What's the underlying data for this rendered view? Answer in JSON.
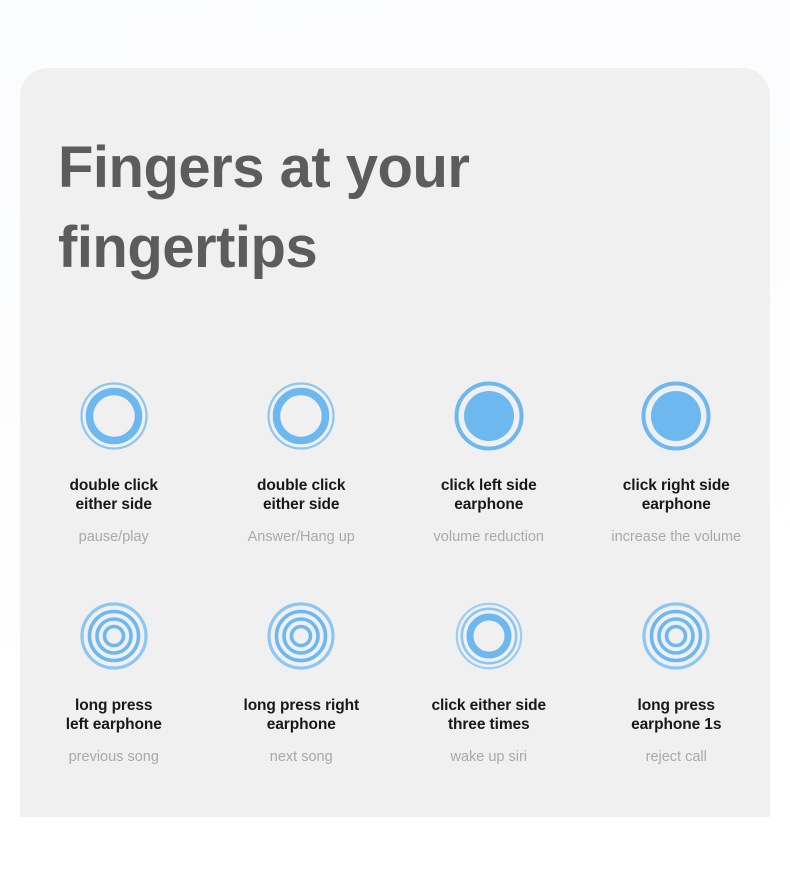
{
  "card": {
    "title": "Fingers at your\nfingertips",
    "background_color": "#f0f0f0",
    "title_color": "#5c5c5c",
    "accent_color": "#6cb8ef"
  },
  "gestures": [
    {
      "icon": "ring-single-thick-icon",
      "label": "double click\neither side",
      "caption": "pause/play"
    },
    {
      "icon": "ring-single-thick-icon",
      "label": "double click\neither side",
      "caption": "Answer/Hang up"
    },
    {
      "icon": "filled-circle-icon",
      "label": "click left side\nearphone",
      "caption": "volume reduction"
    },
    {
      "icon": "filled-circle-icon",
      "label": "click right side\nearphone",
      "caption": "increase the volume"
    },
    {
      "icon": "ripple-four-rings-icon",
      "label": "long press\nleft earphone",
      "caption": "previous song"
    },
    {
      "icon": "ripple-four-rings-icon",
      "label": "long press right\nearphone",
      "caption": "next song"
    },
    {
      "icon": "ripple-thick-inner-icon",
      "label": "click either side\nthree times",
      "caption": "wake up siri"
    },
    {
      "icon": "ripple-four-rings-icon",
      "label": "long press\nearphone 1s",
      "caption": "reject call"
    }
  ]
}
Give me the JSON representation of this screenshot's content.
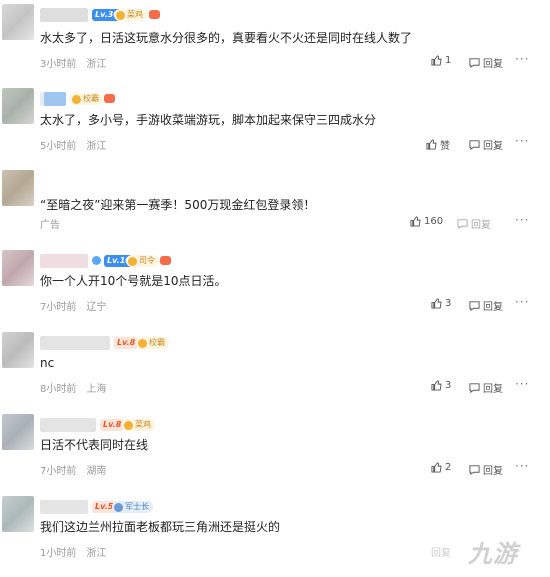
{
  "comments": [
    {
      "level": "Lv.30",
      "badge": "菜鸡",
      "text": "水太多了，日活这玩意水分很多的，真要看火不火还是同时在线人数了",
      "time": "3小时前",
      "location": "浙江",
      "likes": "1",
      "reply": "回复",
      "more": "···"
    },
    {
      "badge": "校霸",
      "text": "太水了，多小号，手游收菜端游玩，脚本加起来保守三四成水分",
      "time": "5小时前",
      "location": "浙江",
      "likes": "赞",
      "reply": "回复",
      "more": "···"
    },
    {
      "text": "“至暗之夜”迎来第一赛季！500万现金红包登录领！",
      "tag": "广告",
      "likes": "160",
      "reply": "回复",
      "more": "···"
    },
    {
      "level": "Lv.10",
      "badge": "司令",
      "text": "你一个人开10个号就是10点日活。",
      "time": "7小时前",
      "location": "辽宁",
      "likes": "3",
      "reply": "回复",
      "more": "···"
    },
    {
      "level": "Lv.8",
      "badge": "校霸",
      "text": "nc",
      "time": "8小时前",
      "location": "上海",
      "likes": "3",
      "reply": "回复",
      "more": "···"
    },
    {
      "level": "Lv.8",
      "badge": "菜鸡",
      "text": "日活不代表同时在线",
      "time": "7小时前",
      "location": "湖南",
      "likes": "2",
      "reply": "回复",
      "more": "···"
    },
    {
      "level": "Lv.5",
      "badge": "军士长",
      "text": "我们这边兰州拉面老板都玩三角洲还是挺火的",
      "time": "1小时前",
      "location": "浙江",
      "reply": "回复",
      "more": "···"
    }
  ],
  "watermark": "九游"
}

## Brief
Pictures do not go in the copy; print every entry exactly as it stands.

## Solution to the problem
What's the underlying data for this rendered view? Answer in JSON.
{
  "card": {
    "title": "Fingers at your\nfingertips",
    "background_color": "#f0f0f0",
    "title_color": "#5c5c5c",
    "accent_color": "#6cb8ef"
  },
  "gestures": [
    {
      "icon": "ring-single-thick-icon",
      "label": "double click\neither side",
      "caption": "pause/play"
    },
    {
      "icon": "ring-single-thick-icon",
      "label": "double click\neither side",
      "caption": "Answer/Hang up"
    },
    {
      "icon": "filled-circle-icon",
      "label": "click left side\nearphone",
      "caption": "volume reduction"
    },
    {
      "icon": "filled-circle-icon",
      "label": "click right side\nearphone",
      "caption": "increase the volume"
    },
    {
      "icon": "ripple-four-rings-icon",
      "label": "long press\nleft earphone",
      "caption": "previous song"
    },
    {
      "icon": "ripple-four-rings-icon",
      "label": "long press right\nearphone",
      "caption": "next song"
    },
    {
      "icon": "ripple-thick-inner-icon",
      "label": "click either side\nthree times",
      "caption": "wake up siri"
    },
    {
      "icon": "ripple-four-rings-icon",
      "label": "long press\nearphone 1s",
      "caption": "reject call"
    }
  ]
}
Give me the JSON representation of this screenshot's content.
{
  "comments": [
    {
      "level": "Lv.30",
      "badge": "菜鸡",
      "text": "水太多了，日活这玩意水分很多的，真要看火不火还是同时在线人数了",
      "time": "3小时前",
      "location": "浙江",
      "likes": "1",
      "reply": "回复",
      "more": "···"
    },
    {
      "badge": "校霸",
      "text": "太水了，多小号，手游收菜端游玩，脚本加起来保守三四成水分",
      "time": "5小时前",
      "location": "浙江",
      "likes": "赞",
      "reply": "回复",
      "more": "···"
    },
    {
      "text": "“至暗之夜”迎来第一赛季！500万现金红包登录领！",
      "tag": "广告",
      "likes": "160",
      "reply": "回复",
      "more": "···"
    },
    {
      "level": "Lv.10",
      "badge": "司令",
      "text": "你一个人开10个号就是10点日活。",
      "time": "7小时前",
      "location": "辽宁",
      "likes": "3",
      "reply": "回复",
      "more": "···"
    },
    {
      "level": "Lv.8",
      "badge": "校霸",
      "text": "nc",
      "time": "8小时前",
      "location": "上海",
      "likes": "3",
      "reply": "回复",
      "more": "···"
    },
    {
      "level": "Lv.8",
      "badge": "菜鸡",
      "text": "日活不代表同时在线",
      "time": "7小时前",
      "location": "湖南",
      "likes": "2",
      "reply": "回复",
      "more": "···"
    },
    {
      "level": "Lv.5",
      "badge": "军士长",
      "text": "我们这边兰州拉面老板都玩三角洲还是挺火的",
      "time": "1小时前",
      "location": "浙江",
      "reply": "回复",
      "more": "···"
    }
  ],
  "watermark": "九游"
}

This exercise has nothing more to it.